The New York Invasive Species Research Institute serves the scientific research community, natural resource and land managers, and state offices and sponsored organizations by promoting information-sharing and developing recommendations and implementation protocols for research, funding, and management, all in an effort to improve the scientific basis of invasive species management.

Funding for NYISRI is provided by the Environmental Protection Fund as administered by the New York State Department of Environmental Conservation.

Recent Posts

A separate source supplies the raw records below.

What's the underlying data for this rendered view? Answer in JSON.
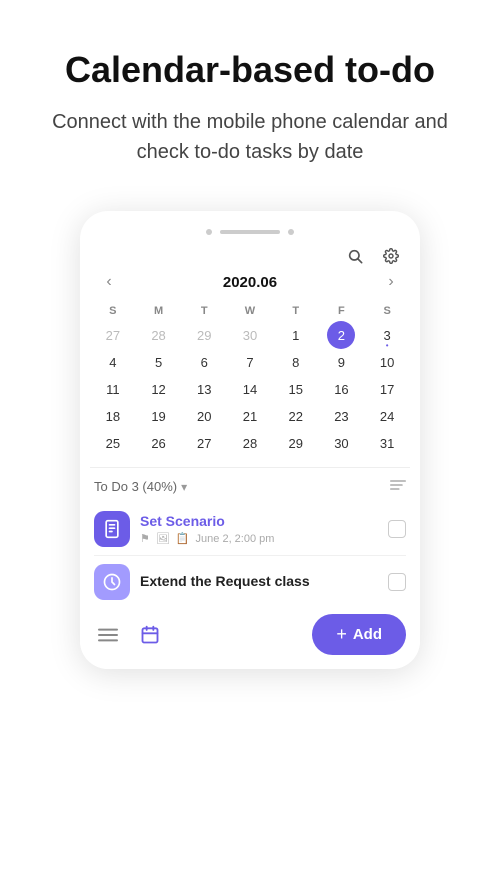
{
  "header": {
    "title": "Calendar-based to-do",
    "subtitle": "Connect with the mobile phone calendar and check to-do tasks by date"
  },
  "mockup": {
    "top_bar_dot1": "",
    "top_bar_dot2": "",
    "top_bar_line": ""
  },
  "calendar": {
    "month_year": "2020.06",
    "prev_label": "‹",
    "next_label": "›",
    "search_icon": "🔍",
    "settings_icon": "⚙",
    "day_headers": [
      "S",
      "M",
      "T",
      "W",
      "T",
      "F",
      "S"
    ],
    "weeks": [
      [
        "27",
        "28",
        "29",
        "30",
        "1",
        "2",
        "3"
      ],
      [
        "4",
        "5",
        "6",
        "7",
        "8",
        "9",
        "10"
      ],
      [
        "11",
        "12",
        "13",
        "14",
        "15",
        "16",
        "17"
      ],
      [
        "18",
        "19",
        "20",
        "21",
        "22",
        "23",
        "24"
      ],
      [
        "25",
        "26",
        "27",
        "28",
        "29",
        "30",
        "31"
      ]
    ],
    "other_month_days": [
      "27",
      "28",
      "29",
      "30"
    ],
    "today": "2",
    "has_dot": "3"
  },
  "todo": {
    "label": "To Do 3 (40%)",
    "chevron": "▾",
    "sort_icon": "≡",
    "items": [
      {
        "id": 1,
        "title": "Set Scenario",
        "meta_icons": [
          "📄",
          "📷",
          "📋"
        ],
        "date": "June 2, 2:00 pm",
        "avatar_type": "clipboard",
        "color": "purple"
      },
      {
        "id": 2,
        "title": "Extend the Request class",
        "meta_icons": [],
        "date": "",
        "avatar_type": "clock",
        "color": "light-purple"
      }
    ]
  },
  "bottom_bar": {
    "list_icon": "≡",
    "calendar_icon": "📅",
    "add_label": "Add",
    "add_plus": "+"
  }
}
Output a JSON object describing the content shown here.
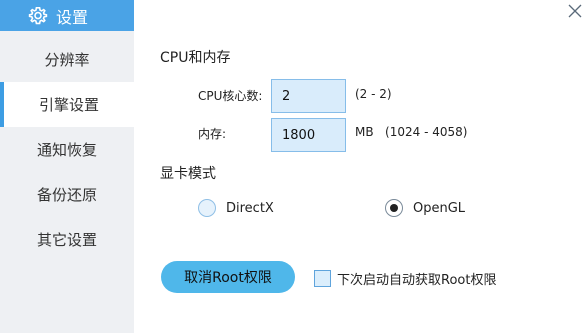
{
  "titlebar": {
    "title": "设置",
    "icon": "gear-icon",
    "close_icon": "close-icon"
  },
  "sidebar": {
    "items": [
      {
        "label": "分辨率",
        "active": false
      },
      {
        "label": "引擎设置",
        "active": true
      },
      {
        "label": "通知恢复",
        "active": false
      },
      {
        "label": "备份还原",
        "active": false
      },
      {
        "label": "其它设置",
        "active": false
      }
    ]
  },
  "cpu_memory": {
    "section_title": "CPU和内存",
    "cpu_label": "CPU核心数:",
    "cpu_value": "2",
    "cpu_range": "(2 - 2)",
    "mem_label": "内存:",
    "mem_value": "1800",
    "mem_unit_range": "MB   (1024 - 4058)"
  },
  "graphics": {
    "section_title": "显卡模式",
    "options": [
      {
        "label": "DirectX",
        "selected": false
      },
      {
        "label": "OpenGL",
        "selected": true
      }
    ]
  },
  "root": {
    "button_label": "取消Root权限",
    "checkbox_label": "下次启动自动获取Root权限",
    "checkbox_checked": false
  },
  "colors": {
    "accent": "#4aa3e6",
    "sidebar_bg": "#eef0f3",
    "input_bg": "#d9ecfb",
    "button_bg": "#4fb7ea"
  }
}
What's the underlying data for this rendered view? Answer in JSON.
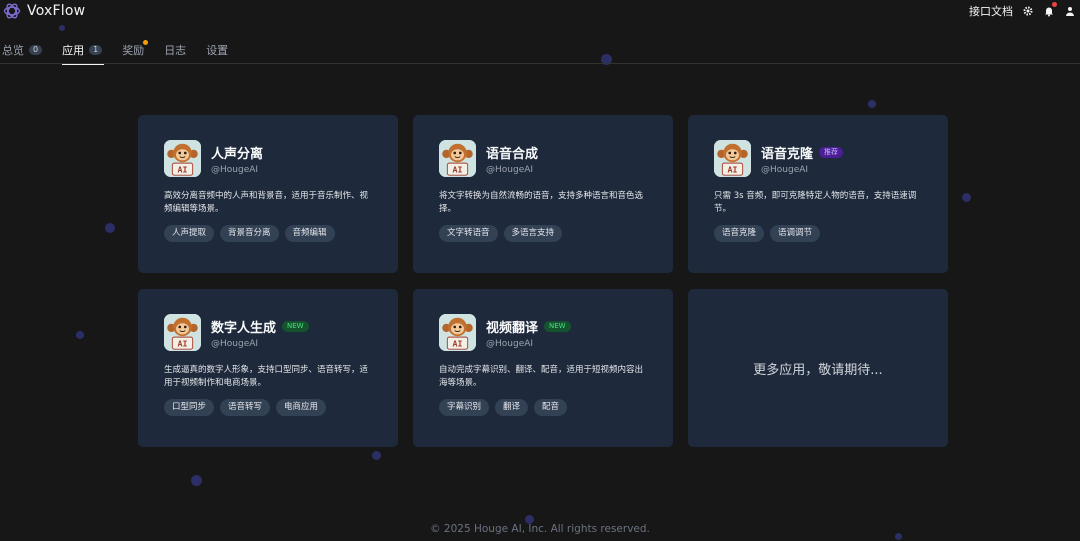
{
  "app": {
    "name": "VoxFlow"
  },
  "header": {
    "docs_label": "接口文档"
  },
  "colors": {
    "background": "#171717",
    "card": "#1e293b",
    "new_badge": "#4ade80",
    "recommend_badge": "#c4b5fd"
  },
  "tabs": [
    {
      "label": "总览",
      "count": "0",
      "active": false
    },
    {
      "label": "应用",
      "count": "1",
      "active": true
    },
    {
      "label": "奖励",
      "count": "",
      "active": false,
      "has_dot": true
    },
    {
      "label": "日志",
      "count": "",
      "active": false
    },
    {
      "label": "设置",
      "count": "",
      "active": false
    }
  ],
  "apps": [
    {
      "name": "人声分离",
      "author": "@HougeAI",
      "badge": "",
      "description": "高效分离音频中的人声和背景音，适用于音乐制作、视频编辑等场景。",
      "tags": [
        "人声提取",
        "背景音分离",
        "音频编辑"
      ]
    },
    {
      "name": "语音合成",
      "author": "@HougeAI",
      "badge": "",
      "description": "将文字转换为自然流畅的语音，支持多种语言和音色选择。",
      "tags": [
        "文字转语音",
        "多语言支持"
      ]
    },
    {
      "name": "语音克隆",
      "author": "@HougeAI",
      "badge": "推荐",
      "description": "只需 3s 音频，即可克隆特定人物的语音，支持语速调节。",
      "tags": [
        "语音克隆",
        "语调调节"
      ]
    },
    {
      "name": "数字人生成",
      "author": "@HougeAI",
      "badge": "NEW",
      "description": "生成逼真的数字人形象，支持口型同步、语音转写，适用于视频制作和电商场景。",
      "tags": [
        "口型同步",
        "语音转写",
        "电商应用"
      ]
    },
    {
      "name": "视频翻译",
      "author": "@HougeAI",
      "badge": "NEW",
      "description": "自动完成字幕识别、翻译、配音，适用于短视频内容出海等场景。",
      "tags": [
        "字幕识别",
        "翻译",
        "配音"
      ]
    }
  ],
  "coming_soon": "更多应用，敬请期待...",
  "avatar_text": "AI",
  "footer": "© 2025 Houge AI, Inc. All rights reserved."
}
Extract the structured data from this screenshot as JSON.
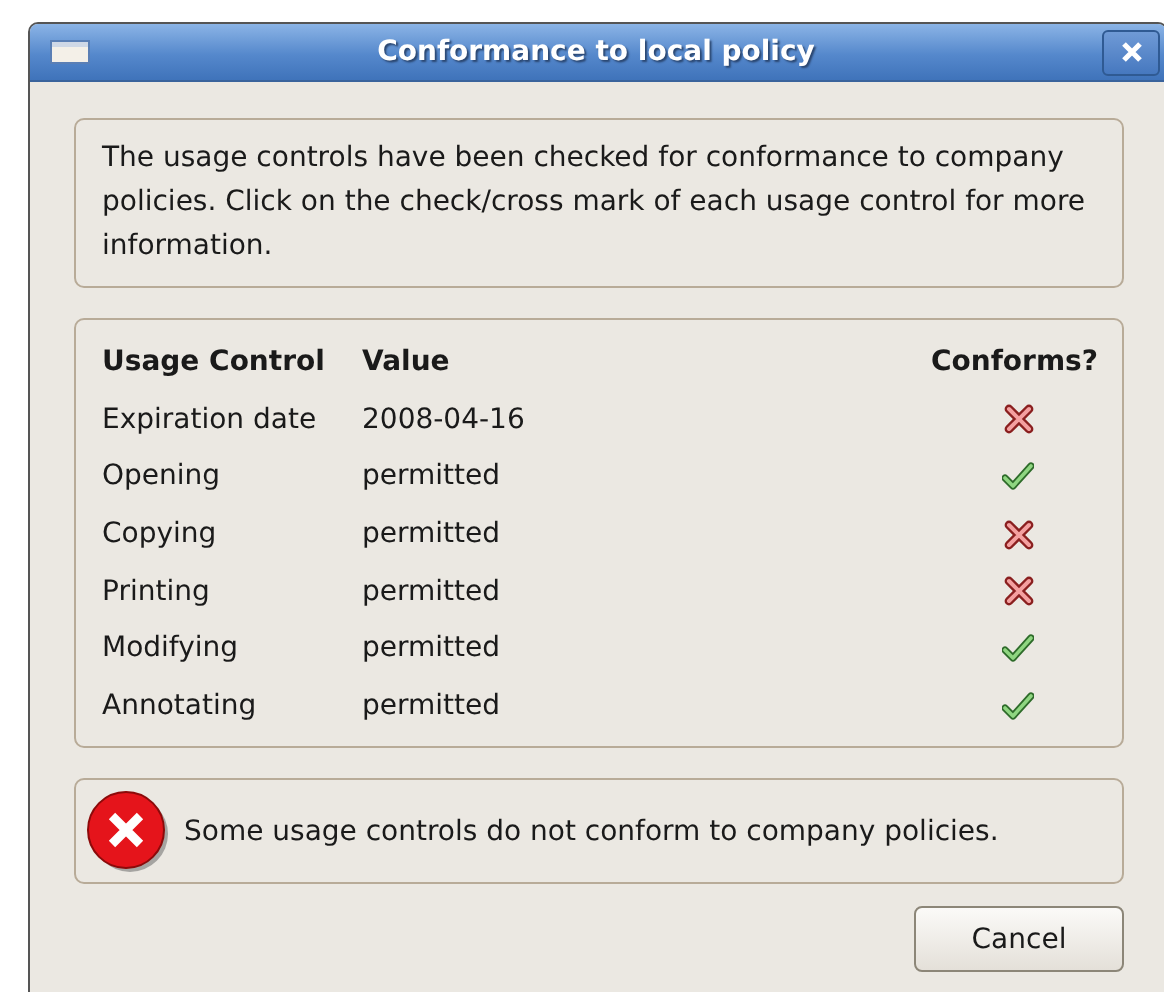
{
  "window": {
    "title": "Conformance to local policy"
  },
  "intro": "The usage controls have been checked for conformance to company policies. Click on the check/cross mark of each usage control for more information.",
  "table": {
    "columns": [
      "Usage Control",
      "Value",
      "Conforms?"
    ],
    "rows": [
      {
        "control": "Expiration date",
        "value": "2008-04-16",
        "conforms": false
      },
      {
        "control": "Opening",
        "value": "permitted",
        "conforms": true
      },
      {
        "control": "Copying",
        "value": "permitted",
        "conforms": false
      },
      {
        "control": "Printing",
        "value": "permitted",
        "conforms": false
      },
      {
        "control": "Modifying",
        "value": "permitted",
        "conforms": true
      },
      {
        "control": "Annotating",
        "value": "permitted",
        "conforms": true
      }
    ]
  },
  "status": {
    "kind": "error",
    "message": "Some usage controls do not conform to company policies."
  },
  "buttons": [
    "Cancel"
  ]
}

corbin_gmsurvey When is invasive species control feasible? Tools to help assess a project before you start (11/17/2016) - Dr. Jeff Corbin, Professor at Union College, discusses his recent paper on using decision support tools to strategically manage invasive plants.
Figure 2. Above: Earthworm-invaded soil profile lacking stratification. Below: Intact duff layer over stratified soil profile without earthworms. Underground Invaders: Impacts and Implications of Non-native Earthworms in North America (9/23/2016) - Annise Dobson, PhD Candidate at Cornell University, writes about her research on invasive earthworms.

Latest News

executive-order Executive Order Released – Safeguarding the Nation from the Impacts of Invasive Species (12/7/2016) - On December 5th, 2016, President Barrack Obama signed a new federal Executive Order "Safeguarding the Nation from the Impacts of Invasive Species"
national-forum-on-climate-and-pests-banner-v3 National Forum on Climate and Pests Recordings Now Available (11/18/2016) - Video recordings are now available from the National Forum on Climate and Pests.
c-hansen_flicker Invasive plants dye woodpeckers red (10/12/2016) - From Eurekalert! - Compounds from the berries of invasive bush honeysuckles are responsible for changing feather color in "yellow-shafted" Northern Flickers.